The utility of preoperative and intraoperative cultures for guiding urosepsis empirical treatment

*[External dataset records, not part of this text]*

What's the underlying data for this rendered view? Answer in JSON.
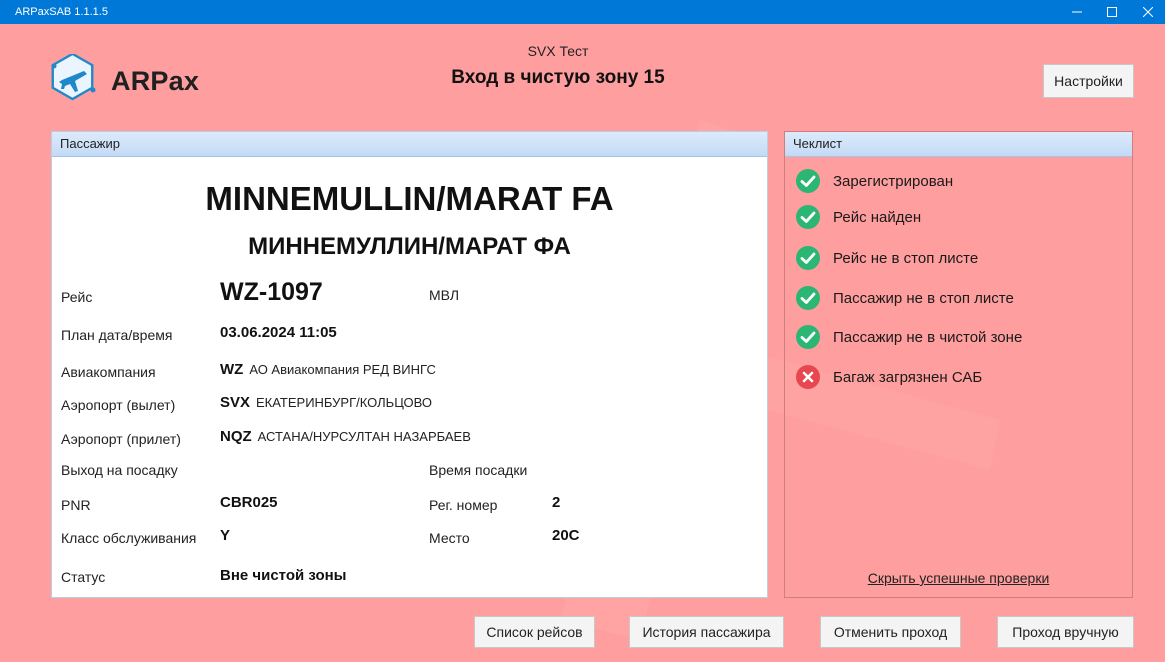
{
  "window": {
    "title": "ARPaxSAB 1.1.1.5"
  },
  "header": {
    "logo_text": "ARPax",
    "environment": "SVX Тест",
    "zone_title": "Вход в чистую зону 15",
    "settings_label": "Настройки"
  },
  "passenger": {
    "panel_title": "Пассажир",
    "name_latin": "MINNEMULLIN/MARAT FA",
    "name_cyrillic": "МИННЕМУЛЛИН/МАРАТ ФА",
    "fields": {
      "flight": {
        "label": "Рейс",
        "value": "WZ-1097",
        "extra": "МВЛ"
      },
      "planned": {
        "label": "План дата/время",
        "value": "03.06.2024 11:05"
      },
      "airline": {
        "label": "Авиакомпания",
        "code": "WZ",
        "name": "АО Авиакомпания РЕД ВИНГС"
      },
      "departure": {
        "label": "Аэропорт (вылет)",
        "code": "SVX",
        "name": "ЕКАТЕРИНБУРГ/КОЛЬЦОВО"
      },
      "arrival": {
        "label": "Аэропорт (прилет)",
        "code": "NQZ",
        "name": "АСТАНА/НУРСУЛТАН НАЗАРБАЕВ"
      },
      "gate": {
        "label": "Выход на посадку",
        "value": ""
      },
      "boarding_time": {
        "label": "Время посадки",
        "value": ""
      },
      "pnr": {
        "label": "PNR",
        "value": "CBR025"
      },
      "reg_number": {
        "label": "Рег. номер",
        "value": "2"
      },
      "service_class": {
        "label": "Класс обслуживания",
        "value": "Y"
      },
      "seat": {
        "label": "Место",
        "value": "20C"
      },
      "status": {
        "label": "Статус",
        "value": "Вне чистой зоны"
      }
    }
  },
  "checklist": {
    "panel_title": "Чеклист",
    "items": [
      {
        "label": "Зарегистрирован",
        "status": "ok",
        "icon": "check-circle-icon"
      },
      {
        "label": "Рейс найден",
        "status": "ok",
        "icon": "check-circle-icon"
      },
      {
        "label": "Рейс не в стоп листе",
        "status": "ok",
        "icon": "check-circle-icon"
      },
      {
        "label": "Пассажир не в стоп листе",
        "status": "ok",
        "icon": "check-circle-icon"
      },
      {
        "label": "Пассажир не в чистой зоне",
        "status": "ok",
        "icon": "check-circle-icon"
      },
      {
        "label": "Багаж загрязнен САБ",
        "status": "fail",
        "icon": "error-circle-icon"
      }
    ],
    "hide_link": "Скрыть успешные проверки"
  },
  "footer": {
    "flights_list": "Список рейсов",
    "passenger_history": "История пассажира",
    "cancel_pass": "Отменить проход",
    "manual_pass": "Проход вручную"
  },
  "colors": {
    "background": "#ff9e9e",
    "titlebar": "#0078d7",
    "ok": "#2bb673",
    "fail": "#e8474f",
    "panel_header": "#c3daf6"
  }
}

Objective: Endoscopic upper urinary tract instrumentation is a common urological procedure; often associated with prior ureteric stenting and postoperative urosepsis. This study aimed to explore the clinical utility of preoperative urine and intraoperative urine and ureteric stent cultures in the management of urosepsis post upper urinary tract instrumentation. Methods: Prospective study involving pre-stented patients whose upper urinary tract was instrumented at a single centre between 2017 and 2018. Five cultures were collected per patient. Patients were tracked for development of postoperative urosepsis. Results: The study included 227 patients, with a 5.7% postoperative urosepsis rate. Risk of urosepsis was significantly associated with female gender, steroid use and having a colonized preoperative urine culture, intraoperative bladder urine or stent-end culture, or kidney urine culture. Patients with a colonized intraoperative bladder urine were 11 times more likely to develop urosepsis and were colonized with the same organism isolated from urosepsis cultures for 50% of cases. Conclusions: To our knowledge this is the largest cohort study which analyses five different urinary tract cultures and the relationship with postoperative urosepsis. A positive intraoperative bladder urine culture is an independent predictor of postoperative urosepsis development and causative organism, which could guide antibiotic management for these patients.